Key muni lobbyist Decker is out as SIFMA reorganizes
WASHINGTON — Michael Decker will be leaving his post as managing director and co-head of munis at the Securities Industry and Financial Markets Association on Thursday, stoking concern about the group's commitment to the muni market.
Decker has held that post at SIFMA since October 2009 and has been among the most prominent muni lobbyists for years, meeting with and authoring letters to lawmakers and regulators on SIFMA's behalf.
Some market participants had already said they were skeptical of SIFMA's commitment to muni advocacy after a significant reorganization of the group's committee structure last year.
Cheryl Crispen, SIFMA executive vice president of communications and marketing, said nothing has changed since October regarding the restructuring of the group, and said SIFMA was not backing away from muni advocacy.
"SIFMA remains committed to the municipal securities sector and there will be no reduction of our issue coverage,” Crispen said.
Market participants have pointed out that SIFMA’s most prominent and biggest dues-paying members are big Wall Street investment banks, for which munis are a relatively small part of their businesses.
Other Washington-based muni advocates had praise for Decker upon hearing of his termination at SIFMA.
Micah Green, a partner at law firm Steptoe & Johnson, began working with Decker almost 30 years ago and applauded his dedication to the fixed income and municipal markets.
“The municipal market has been a better place because Michael Decker decided to spend so much time in his life and in his career being an advocate for that marketplace,” Green said.
In 2008, Decker joined the Regional Bond Dealers Association, now known as the Bond Dealers of America. Before that, he was senior managing director for research and public policy at SIFMA , where he oversaw the association’s research activities, including analyzing industry and market trends, collecting market and industry data and publishing research reports covering all aspects of the global securities market.
“I’ve personally known Michael and worked with him since 1996 at the Public Securities Association - the predecessor to SIFMA,” said Mike Nicholas, CEO of Bond Dealers of America. “Michael’s unwavering voice supporting fixed income broker-dealers and investors will be missed by many.”
Concern about the direction of SIFMA's advocacy was initially sparked after SIFMA President and CEO Ken Bentsen announced in September 2018 that the group would “reconstitute” its 95 committees and 167-plus working groups subcommittees into 35 committees and 21 forums that will be overseen by six subcommittees of the board of directors.
The streamlining was the result of three surveys that the global management consulting firm Oliver Wyman conducted of SIFMA members.

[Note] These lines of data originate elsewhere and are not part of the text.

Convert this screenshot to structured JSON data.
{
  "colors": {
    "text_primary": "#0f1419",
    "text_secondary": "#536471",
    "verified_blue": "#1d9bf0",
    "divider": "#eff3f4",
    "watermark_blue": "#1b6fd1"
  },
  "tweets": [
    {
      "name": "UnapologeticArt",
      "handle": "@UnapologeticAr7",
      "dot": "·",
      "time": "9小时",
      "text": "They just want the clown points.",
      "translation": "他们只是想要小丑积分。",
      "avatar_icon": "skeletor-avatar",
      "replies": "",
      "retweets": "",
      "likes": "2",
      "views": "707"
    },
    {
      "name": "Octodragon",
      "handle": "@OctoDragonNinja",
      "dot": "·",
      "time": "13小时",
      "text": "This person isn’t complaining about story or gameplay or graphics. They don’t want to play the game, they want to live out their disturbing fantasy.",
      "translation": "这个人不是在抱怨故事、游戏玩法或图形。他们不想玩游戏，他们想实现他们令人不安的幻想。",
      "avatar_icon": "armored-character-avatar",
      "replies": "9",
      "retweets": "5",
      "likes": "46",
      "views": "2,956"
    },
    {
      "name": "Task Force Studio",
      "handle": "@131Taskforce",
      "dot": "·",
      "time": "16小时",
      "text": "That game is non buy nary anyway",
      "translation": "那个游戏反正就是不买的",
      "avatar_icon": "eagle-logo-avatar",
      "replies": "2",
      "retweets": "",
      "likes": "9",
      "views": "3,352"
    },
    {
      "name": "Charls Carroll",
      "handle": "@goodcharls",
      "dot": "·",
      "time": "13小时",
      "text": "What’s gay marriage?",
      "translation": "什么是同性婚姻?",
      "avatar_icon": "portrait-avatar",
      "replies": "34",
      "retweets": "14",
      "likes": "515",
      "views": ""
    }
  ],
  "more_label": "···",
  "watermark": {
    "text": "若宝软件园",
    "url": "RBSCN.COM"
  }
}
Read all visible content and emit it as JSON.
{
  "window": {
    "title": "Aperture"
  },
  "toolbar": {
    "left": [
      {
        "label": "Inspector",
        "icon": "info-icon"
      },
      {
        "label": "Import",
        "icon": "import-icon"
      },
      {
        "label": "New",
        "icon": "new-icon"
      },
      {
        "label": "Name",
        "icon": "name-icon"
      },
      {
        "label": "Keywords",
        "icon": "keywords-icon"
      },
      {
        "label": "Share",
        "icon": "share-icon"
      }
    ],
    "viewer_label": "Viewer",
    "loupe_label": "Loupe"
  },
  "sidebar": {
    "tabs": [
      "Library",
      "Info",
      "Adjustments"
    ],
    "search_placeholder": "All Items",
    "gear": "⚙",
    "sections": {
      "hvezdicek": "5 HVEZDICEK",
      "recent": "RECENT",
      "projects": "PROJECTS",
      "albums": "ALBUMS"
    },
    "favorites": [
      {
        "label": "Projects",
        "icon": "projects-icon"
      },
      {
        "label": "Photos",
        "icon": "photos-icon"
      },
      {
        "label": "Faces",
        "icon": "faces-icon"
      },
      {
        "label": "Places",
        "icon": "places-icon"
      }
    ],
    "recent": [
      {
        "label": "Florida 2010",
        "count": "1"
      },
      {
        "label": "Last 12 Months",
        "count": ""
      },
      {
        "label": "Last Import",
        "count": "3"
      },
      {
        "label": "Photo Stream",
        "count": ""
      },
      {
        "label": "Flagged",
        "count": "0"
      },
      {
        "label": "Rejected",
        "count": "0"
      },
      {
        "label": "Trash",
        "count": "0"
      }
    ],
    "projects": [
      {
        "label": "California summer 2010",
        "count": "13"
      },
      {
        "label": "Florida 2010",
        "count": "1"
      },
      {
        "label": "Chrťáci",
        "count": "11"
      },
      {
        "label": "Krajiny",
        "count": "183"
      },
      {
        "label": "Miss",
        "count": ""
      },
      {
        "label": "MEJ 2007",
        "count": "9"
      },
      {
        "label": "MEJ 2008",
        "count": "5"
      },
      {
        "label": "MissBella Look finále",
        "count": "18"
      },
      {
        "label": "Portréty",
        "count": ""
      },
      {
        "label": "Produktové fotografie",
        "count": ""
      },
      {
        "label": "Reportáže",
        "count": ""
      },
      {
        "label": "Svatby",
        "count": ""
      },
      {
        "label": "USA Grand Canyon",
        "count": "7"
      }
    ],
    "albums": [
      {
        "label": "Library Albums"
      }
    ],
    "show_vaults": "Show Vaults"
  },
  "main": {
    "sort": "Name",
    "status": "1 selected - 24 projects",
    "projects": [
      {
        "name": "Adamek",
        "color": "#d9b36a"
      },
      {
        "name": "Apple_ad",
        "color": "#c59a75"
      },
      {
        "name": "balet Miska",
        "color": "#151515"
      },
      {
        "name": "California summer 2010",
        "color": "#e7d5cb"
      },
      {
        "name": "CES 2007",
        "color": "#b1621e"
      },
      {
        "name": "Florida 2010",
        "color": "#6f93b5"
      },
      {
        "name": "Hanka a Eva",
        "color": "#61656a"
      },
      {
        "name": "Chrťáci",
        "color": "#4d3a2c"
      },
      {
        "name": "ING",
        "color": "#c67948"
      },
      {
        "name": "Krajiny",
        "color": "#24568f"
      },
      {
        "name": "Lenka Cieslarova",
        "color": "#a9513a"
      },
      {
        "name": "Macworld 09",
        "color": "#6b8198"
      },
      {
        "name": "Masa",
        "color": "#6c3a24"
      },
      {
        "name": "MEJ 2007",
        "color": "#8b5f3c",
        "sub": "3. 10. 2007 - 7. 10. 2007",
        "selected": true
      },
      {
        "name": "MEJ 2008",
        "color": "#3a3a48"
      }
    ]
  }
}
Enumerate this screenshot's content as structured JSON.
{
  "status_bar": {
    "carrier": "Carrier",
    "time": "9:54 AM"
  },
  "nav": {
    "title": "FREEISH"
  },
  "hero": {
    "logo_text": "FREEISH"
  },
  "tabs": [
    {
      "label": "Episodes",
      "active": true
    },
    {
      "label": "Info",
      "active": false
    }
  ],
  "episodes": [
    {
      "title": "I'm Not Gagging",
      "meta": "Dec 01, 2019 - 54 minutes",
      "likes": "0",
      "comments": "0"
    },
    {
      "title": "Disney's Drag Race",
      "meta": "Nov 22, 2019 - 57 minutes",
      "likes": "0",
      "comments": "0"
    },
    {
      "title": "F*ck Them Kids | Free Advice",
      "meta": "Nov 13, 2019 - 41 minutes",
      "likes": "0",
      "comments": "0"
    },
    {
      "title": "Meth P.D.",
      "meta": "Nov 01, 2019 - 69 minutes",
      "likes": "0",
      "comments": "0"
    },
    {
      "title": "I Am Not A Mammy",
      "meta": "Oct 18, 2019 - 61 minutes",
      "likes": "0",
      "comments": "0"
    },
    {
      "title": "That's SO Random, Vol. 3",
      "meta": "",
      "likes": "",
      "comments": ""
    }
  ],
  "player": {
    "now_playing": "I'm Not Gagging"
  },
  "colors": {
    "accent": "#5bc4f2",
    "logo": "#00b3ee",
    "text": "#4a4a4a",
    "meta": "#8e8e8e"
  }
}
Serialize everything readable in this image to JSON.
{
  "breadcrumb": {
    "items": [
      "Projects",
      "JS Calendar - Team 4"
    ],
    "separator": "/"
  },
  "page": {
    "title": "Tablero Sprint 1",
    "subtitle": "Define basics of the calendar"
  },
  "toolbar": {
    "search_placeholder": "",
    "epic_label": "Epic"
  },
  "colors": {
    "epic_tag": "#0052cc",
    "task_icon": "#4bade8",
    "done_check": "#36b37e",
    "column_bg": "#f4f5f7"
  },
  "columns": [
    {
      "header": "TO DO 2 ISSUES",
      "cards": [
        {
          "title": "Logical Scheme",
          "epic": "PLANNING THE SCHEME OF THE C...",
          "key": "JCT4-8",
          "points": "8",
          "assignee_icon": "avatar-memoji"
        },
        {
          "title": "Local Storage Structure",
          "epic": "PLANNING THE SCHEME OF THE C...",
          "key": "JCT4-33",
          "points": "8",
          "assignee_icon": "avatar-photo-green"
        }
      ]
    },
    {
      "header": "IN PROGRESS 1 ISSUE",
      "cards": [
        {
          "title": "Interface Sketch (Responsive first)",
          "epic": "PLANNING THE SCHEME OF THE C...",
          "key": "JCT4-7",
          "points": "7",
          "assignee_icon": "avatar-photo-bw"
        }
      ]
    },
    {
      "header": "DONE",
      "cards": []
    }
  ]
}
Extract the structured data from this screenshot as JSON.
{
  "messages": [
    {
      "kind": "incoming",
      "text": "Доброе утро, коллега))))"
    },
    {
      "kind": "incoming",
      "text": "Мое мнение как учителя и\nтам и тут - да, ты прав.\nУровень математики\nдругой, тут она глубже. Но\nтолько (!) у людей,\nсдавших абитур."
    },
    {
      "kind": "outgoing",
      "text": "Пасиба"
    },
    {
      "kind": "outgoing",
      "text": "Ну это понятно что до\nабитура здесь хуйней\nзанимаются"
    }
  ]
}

Bentsen told members the goal was to refine and improve the efficiency of SIFMA's committee structure to ensure focus on core member priorities.
Green said it’s important to ensure that the municipal market has a clear voice and that it’s communicated through investors and issuers alike.
“I would hope Michael’s departure does not indicate any lack of commitment on any industry organization’s part to ensure that these markets have a clear and resolute voice,” Green said.
He added that the finance community should redouble its efforts to get the message out for the need to deal with infrastructure finance and other developments in the muni market.
“Michael is a giant in our industry and he’s also a good friend,” said Emily Brock, director of the Government Finance Officers Association's federal liaison center. “I look forward to working with him on his next adventure.”